There are many different ways to hurt the foot but it is diabetic neuropathy which predominantly sits as the root cause. Arterial vascular disease with narrowed arteries also contributes significantly to the gangrene and non-healing that is often seen in this condition.
Any trauma, however trivial, can induce an ulcer but there are some common scenarios that Physicians see time and time again. For example a diabetic foot can feel cold and it is normal to want to warm them up. Placing an insensitive foot in front of a fire is never a good idea and many a patient has awoken to the smell of burning flesh. Placing an insensitive foot on a hot water bottle similarly is a dangerous thing to do without pain sensation to tell you if the temperature is hot enough to induce a burn injury.

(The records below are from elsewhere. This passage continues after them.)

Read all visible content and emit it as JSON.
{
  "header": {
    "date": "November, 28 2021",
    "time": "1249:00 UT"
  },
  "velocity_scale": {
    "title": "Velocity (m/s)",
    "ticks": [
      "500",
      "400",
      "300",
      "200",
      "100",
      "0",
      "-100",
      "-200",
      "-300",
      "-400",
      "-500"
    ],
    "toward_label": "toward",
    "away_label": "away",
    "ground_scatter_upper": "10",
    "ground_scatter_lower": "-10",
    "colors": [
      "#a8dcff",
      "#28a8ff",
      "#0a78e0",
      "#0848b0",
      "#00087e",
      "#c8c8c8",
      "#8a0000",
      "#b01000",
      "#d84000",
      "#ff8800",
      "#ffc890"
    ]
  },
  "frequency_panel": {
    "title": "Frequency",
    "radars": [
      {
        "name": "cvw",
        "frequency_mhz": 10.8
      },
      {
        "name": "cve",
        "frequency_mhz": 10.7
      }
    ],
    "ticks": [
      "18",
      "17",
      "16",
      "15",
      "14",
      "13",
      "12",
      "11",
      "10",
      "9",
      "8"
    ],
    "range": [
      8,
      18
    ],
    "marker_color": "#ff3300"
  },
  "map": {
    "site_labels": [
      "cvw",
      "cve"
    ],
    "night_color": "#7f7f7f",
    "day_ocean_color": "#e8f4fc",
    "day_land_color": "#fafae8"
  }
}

Sometimes foot pain and swelling occur spontaneously or after minimal trauma. In this situation patients and their doctors become concerned very quickly about underlying infection within the foot structure requiring immediate antibiotics. Infection within bone is a serious problem and is called osteomyelitis. This condition is often confused with an inflammatory destructive process within the main body of the foot. This is known as a Charcot foot and needs treating in a completely different way, the main focus here is to relieve all pressure on the foot until the situation has healed itself.